  2. It’s a bad day for a lot of people in Kentucky. Bevin’s election means that 400,000 Kentuckians will have their health insurance taken away if Bevin follows through on his pledge to roll back Beshear’s Medicaid expansion, a promise he seems likely to keep.
  3. 2015 is truly the year of the outsider candidate. Barely a year ago, Bevin was soundly defeatde by the ultra-establishment Mitch McConnell in his Senate primary. But after a bruising primary brawl, Bevin coasted to victory in the general, defying pollsters’ expectations and running largely on his outsider background. It remains to be seen if 2016 will be a continuation of this phenomenon.
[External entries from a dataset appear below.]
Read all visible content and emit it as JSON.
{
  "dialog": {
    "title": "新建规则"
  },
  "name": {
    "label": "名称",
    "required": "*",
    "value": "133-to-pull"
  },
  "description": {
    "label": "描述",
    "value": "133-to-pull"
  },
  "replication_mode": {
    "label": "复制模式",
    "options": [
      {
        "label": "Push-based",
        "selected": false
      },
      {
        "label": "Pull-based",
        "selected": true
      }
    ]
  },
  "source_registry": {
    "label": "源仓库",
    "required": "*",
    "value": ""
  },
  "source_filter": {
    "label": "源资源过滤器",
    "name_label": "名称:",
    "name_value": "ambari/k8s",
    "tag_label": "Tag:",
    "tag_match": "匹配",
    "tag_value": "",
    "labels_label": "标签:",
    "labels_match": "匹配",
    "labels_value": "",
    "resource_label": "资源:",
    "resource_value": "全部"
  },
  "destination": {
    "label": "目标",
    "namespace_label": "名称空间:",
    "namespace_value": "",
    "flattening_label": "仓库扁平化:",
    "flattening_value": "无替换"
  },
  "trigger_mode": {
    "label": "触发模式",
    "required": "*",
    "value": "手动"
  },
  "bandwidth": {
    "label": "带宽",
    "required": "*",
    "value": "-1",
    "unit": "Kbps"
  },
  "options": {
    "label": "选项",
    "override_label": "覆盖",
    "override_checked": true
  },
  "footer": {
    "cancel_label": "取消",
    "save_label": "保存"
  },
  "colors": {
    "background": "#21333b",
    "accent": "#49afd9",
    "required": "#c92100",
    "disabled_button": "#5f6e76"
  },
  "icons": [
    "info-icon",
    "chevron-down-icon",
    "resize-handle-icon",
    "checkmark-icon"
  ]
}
  4. No, this election does not signal imminent doom for the national Democratic Party. Many hyperventilating thinkpieces have doubtless already been written eulogizing the Democratic Party based on Kentucky’s gubernatorial election. It is true that the Democrats must find ways to turn out their base and build their party in non-presidential years, but a gubernatorial loss in a state hardly containing much fertile ground for national Democrats should not cause panic at the DNC. If the GOP builds its lead in the Senate and takes the White House in 2016, then we can discuss causes for concern for the Democrats. Until then, it’s no more than an upset in the Kentucky Derby.